The first showing of these films was on a white bed sheet propped up at the bottom of the yard
As a youngster in the early 1930s, I remember my father playing with a Bowman model steam train. It was not like the toy train that children play with today; this was the real thing.
The locomotive was at least 10 inches long and that was without the tender, then there was the railway track made with real wooden sleepers. All together they could encircle the kitchen table which almost filled the living room. To complete the train there were 5 or 6 trucks.
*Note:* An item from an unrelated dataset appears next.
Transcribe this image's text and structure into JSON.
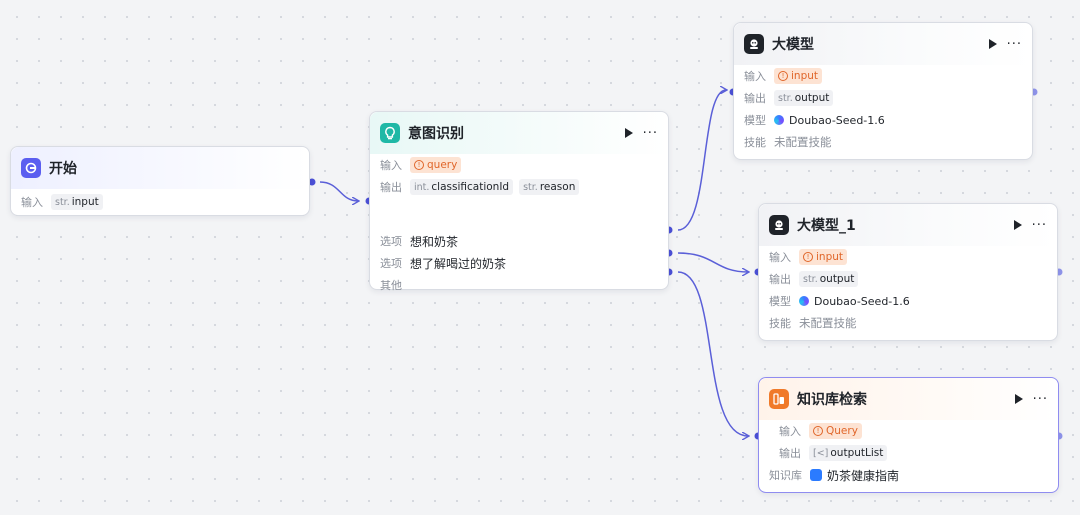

Bowman models were actually real steam trains and had to be prepared to work properly. The tank had to be filled with water, hot if possible and attached underneath the tank. A methylated spirit burner had to be filled up and screwed to the bottom of the engine tank. This, you can imagine took some time and you needed lots of space to watch it working; I can only remember seeing it working once in the kitchen and my goodness what a clatter it made.
I of course loved the train but my mother couldn’t wait for it to stop and be put away again. It was such fun watching it whizzing round the track at top speed. I can’t ever remember it coming of the track it was truly a professional toy.
Another of my father’s toys was a 9.5mm film projector which he bought at Turner’s Photography in Pink Lane opposite the Central Station in Newcastle. He used to go there often on a Saturday and search through the second-hand films that were for sale. Often when he got them home, he found some had damaged sprocket holes, these had to be repaired before he could screen them so a lot of his time was spent mending with tiny fishcake sprocket holes before they could be shown on the screen. This was well worth it because when all the laborious work was done he could show them to us on the screen.
The first showing of these films was on a white bed sheet propped up at the bottom of the yard and the projector was focused from behind the living room window in the darkness of night.
This you can imagine was an extraordinary way to watch the pictures of Charlie Chaplin and Snub Pollard in your own backyard.
Later my father made his own silver screen with strong fabric to put up in the living room in our new house. Whenever aunties came to visit they were always keen to see his latest films in our own front room, it echoed with laughter all through the film,
Ah! Happy days and wonderful memories.